  20. ^ About: The Central Database of Shoah Victims Names, Yad Vashem web site.
  21. ^ Hilberg, Raul. The Destruction of the European Jews. Yale University Press, 2003, c. 1961).
  22. ^ Gutman, Yisrael. (ed.) (1998). Anatomy of the Auschwitz Death Camp. Bloomington: Indiana University Press. p. 71. ISBN 0-253-20884-X. 
  23. ^ Martin Gilbert (2002). The Routledge atlas of the Holocaust, 3rd Ed. London: Routledge. ISBN 0-415-28145-8. p. 100 "The gassing of more than two million Jews at Auschwitz began on 4 May 1942..."
  24. ^ Dawidowicz, Lucy S. (1986). The war against the Jews, 1933–1945. New York: Bantam Books. ISBN 0-553-34302-5. p. 403
  25. ^ Shoah Research Center;– Albania [4] The Jews of Albania during the Zogist and Second World War Periods [5] and see also Norman H. Gershman's book Besa: Muslims Who Saved Jews in World War II -- for reviews etc [6] (all consulted 24 June 2010)
  26. ^ The Destruction of the European Jews - Revised and Definite Edition 1985, Holmes and Meier Publishers, Inc. Table B-3, p. 1220
  27. ^ Memorial and Museum Auschwitz-Birkenau.
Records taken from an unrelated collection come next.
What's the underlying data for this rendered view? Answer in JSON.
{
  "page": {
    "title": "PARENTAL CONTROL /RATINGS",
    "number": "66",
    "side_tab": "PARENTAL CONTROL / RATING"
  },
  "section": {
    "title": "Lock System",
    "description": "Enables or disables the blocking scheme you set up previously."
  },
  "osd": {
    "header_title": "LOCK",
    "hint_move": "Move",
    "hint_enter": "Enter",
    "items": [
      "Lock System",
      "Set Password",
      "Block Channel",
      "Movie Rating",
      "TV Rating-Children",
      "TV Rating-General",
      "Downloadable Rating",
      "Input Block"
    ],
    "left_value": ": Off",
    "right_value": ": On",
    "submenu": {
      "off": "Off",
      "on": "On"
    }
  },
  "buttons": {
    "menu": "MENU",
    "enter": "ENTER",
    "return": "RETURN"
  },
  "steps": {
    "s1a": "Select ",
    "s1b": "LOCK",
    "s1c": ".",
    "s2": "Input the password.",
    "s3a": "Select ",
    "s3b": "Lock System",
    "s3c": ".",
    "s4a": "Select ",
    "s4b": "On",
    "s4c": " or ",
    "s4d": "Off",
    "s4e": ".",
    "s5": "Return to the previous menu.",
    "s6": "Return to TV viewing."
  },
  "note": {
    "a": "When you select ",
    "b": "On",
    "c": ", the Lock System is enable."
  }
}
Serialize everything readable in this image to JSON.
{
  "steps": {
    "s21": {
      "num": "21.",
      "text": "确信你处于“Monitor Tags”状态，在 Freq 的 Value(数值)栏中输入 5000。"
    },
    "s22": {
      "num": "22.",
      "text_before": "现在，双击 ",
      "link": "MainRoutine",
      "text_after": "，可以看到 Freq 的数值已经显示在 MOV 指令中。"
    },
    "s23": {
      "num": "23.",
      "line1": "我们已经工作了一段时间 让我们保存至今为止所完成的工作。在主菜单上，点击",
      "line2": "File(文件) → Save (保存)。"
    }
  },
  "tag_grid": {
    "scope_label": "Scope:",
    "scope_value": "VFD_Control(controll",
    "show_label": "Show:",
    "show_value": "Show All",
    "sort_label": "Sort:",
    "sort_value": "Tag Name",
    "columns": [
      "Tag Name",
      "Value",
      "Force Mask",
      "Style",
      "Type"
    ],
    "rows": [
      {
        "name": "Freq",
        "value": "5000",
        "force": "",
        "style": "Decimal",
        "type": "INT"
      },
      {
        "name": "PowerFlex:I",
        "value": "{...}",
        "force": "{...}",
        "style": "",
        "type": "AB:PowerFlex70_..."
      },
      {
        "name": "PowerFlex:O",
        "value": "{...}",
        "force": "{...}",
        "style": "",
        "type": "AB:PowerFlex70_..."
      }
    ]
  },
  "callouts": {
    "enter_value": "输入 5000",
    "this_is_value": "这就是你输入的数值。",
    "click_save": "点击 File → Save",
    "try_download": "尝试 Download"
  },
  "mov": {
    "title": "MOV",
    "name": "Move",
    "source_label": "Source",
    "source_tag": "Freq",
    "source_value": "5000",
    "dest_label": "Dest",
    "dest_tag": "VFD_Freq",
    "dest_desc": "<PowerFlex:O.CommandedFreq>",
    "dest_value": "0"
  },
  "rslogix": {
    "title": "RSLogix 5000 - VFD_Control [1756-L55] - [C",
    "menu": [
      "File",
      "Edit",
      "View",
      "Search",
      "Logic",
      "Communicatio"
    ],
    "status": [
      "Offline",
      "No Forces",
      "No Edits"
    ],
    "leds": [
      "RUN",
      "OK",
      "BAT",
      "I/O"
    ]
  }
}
Piper, Franciszek. "Gas chambers and Crematoria", in Berenbaum, Michael & Gutman, Yisrael (eds). Anatomy of the Auschwitz Death Camp, Indiana University Press and the United States Holocaust Memorial Museum, 1994, p. 62.
  28. ^ Treblinka, Yad Vashem.
  29. ^ Belzec, Yad Vashem.
  30. ^ Majdanek, Yad Vashem.
  31. ^ Reszka, Paweł (2005-12-23). "Majdanek Victims Enumerated. Changes in the history textbooks?". Gazeta Wyborcza. Auschwitz-Birkenau State Museum. Retrieved 2010-04-13. 
  32. ^ Chelmno, Yad Vashem.
  33. ^ Sobibor, Yad Vashem.
  34. ^ Rhodes, Richard (2002). Masters of death: the SS-Einsatzgruppen and the invention of the Holocaust. New York: Alfred A. Knopf. ISBN 0-375-40900-9. 
  35. ^ Benz, Wolfgang (1999). The Holocaust: a German historian examines the genocide. New York: Columbia University Press. ISBN 0-231-11214-9. pp. 152-153
  36. ^ Jacobs, Neil G. Yiddish: a Linguistic Introduction, Cambridge University Press, Cambridge, 2005, ISBN 0-521-77215-X.
  37. ^ Solomo Birnbaum, Grammatik der jiddischen Sprache (4., erg. Aufl., Hamburg: Buske, 1984), p. 3.